Jan Koum, co-founder and chief executive of the messaging app acquired by Facebook for $22 billion in 2014, told the DLD technology conference in Munich that WhatsApp is scrapping the 99-cent annual fee it charges consumers after a year. He said the company would instead focus on making businesses pay to connect with its 900 million users.
In a blogpost, the company said it will test tools to allow users to communicate with organisations on the platform. “That could mean communicating with your bank about whether a recent transaction was fraudulent, or with an airline about a delayed flight, ” it said, adding that it wanted to find a way of doing this in a way that did not rely on advertising.
Thomas Husson, analyst at Forrester Research, told Financial Times said that WhatsApp was following in the footsteps of China’s WeChat. The service, owned by internet group Tencent, offers much more than just messaging, including the ability to access entertainment content, order a taxi and pay for goods directly from the platform.
Sales integration between Facebook and Instagram is increasing as the latter looks to build upon its advertising business, according to Instagram’s chief operating officer Marne Levine.
The image-sharing platform is leveraging Facebook’s resources in a bid to woo small businesses as part of its global expansion strategy, the Financial Times has claimed.

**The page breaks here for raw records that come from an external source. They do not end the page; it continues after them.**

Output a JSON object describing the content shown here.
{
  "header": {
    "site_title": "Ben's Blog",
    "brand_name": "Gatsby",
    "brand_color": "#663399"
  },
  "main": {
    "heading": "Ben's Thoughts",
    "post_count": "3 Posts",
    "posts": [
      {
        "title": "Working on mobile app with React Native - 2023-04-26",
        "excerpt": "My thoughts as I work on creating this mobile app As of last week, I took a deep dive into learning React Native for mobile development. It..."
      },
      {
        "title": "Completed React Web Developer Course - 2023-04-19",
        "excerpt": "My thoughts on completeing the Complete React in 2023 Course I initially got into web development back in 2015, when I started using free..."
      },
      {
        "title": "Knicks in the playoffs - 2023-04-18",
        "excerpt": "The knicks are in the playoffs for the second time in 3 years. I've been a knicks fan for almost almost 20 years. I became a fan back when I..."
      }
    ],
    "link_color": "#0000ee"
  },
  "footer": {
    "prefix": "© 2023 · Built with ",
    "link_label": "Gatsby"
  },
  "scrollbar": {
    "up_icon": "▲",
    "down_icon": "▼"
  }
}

Facebook acquired the photography app three years ago for $1 billion with a view to running the business as an independent group.
Speaking at the DLD technology conference in Munich Monday, Levine said Instagram has been relying more heavily on its parent company’s sales team.
“When we launched ads two years ago, ads were available in just eight countries. In September, we opened for business in around 200 countries… What you’ve mostly seen so far is bigger brands and bigger businesses using advertising to connect with consumers, ” she said.
“I think what you’ll see in 2016 is small businesses starting to advertise more and take advantage of this platform.”
Pointing to the fact that two thirds of the app’s 400 million users are based outwith the US, she said that global domination would be key in the coming year and that Facebook’s commercial arm would play a pivotal role in helping Instagram hone in on small businesses.
“We can plug in to the infrastructure and really leverage a lot of the resources that Facebook has, ” she added.
In 2015, Instagram scaled up its advertising business to implement a “seamless backend” so marketers could use it in tandem with Facebook.
On top of allowing brands to display several images at once and use clickable links it also introduced a new ad format, Marquee, which gives marketers the ability to target a massive audience in a short time frame via a series of images or videos.
However, Levine was quick to quash rumours that the site intends to implement a ‘Buy’ button similar to the one Facebook has been toying with.
Research conducted last year noted that marketers are rapidly embracing Instagram, with the use of the platform forecasted to double in 2016.
Source: The Financial Times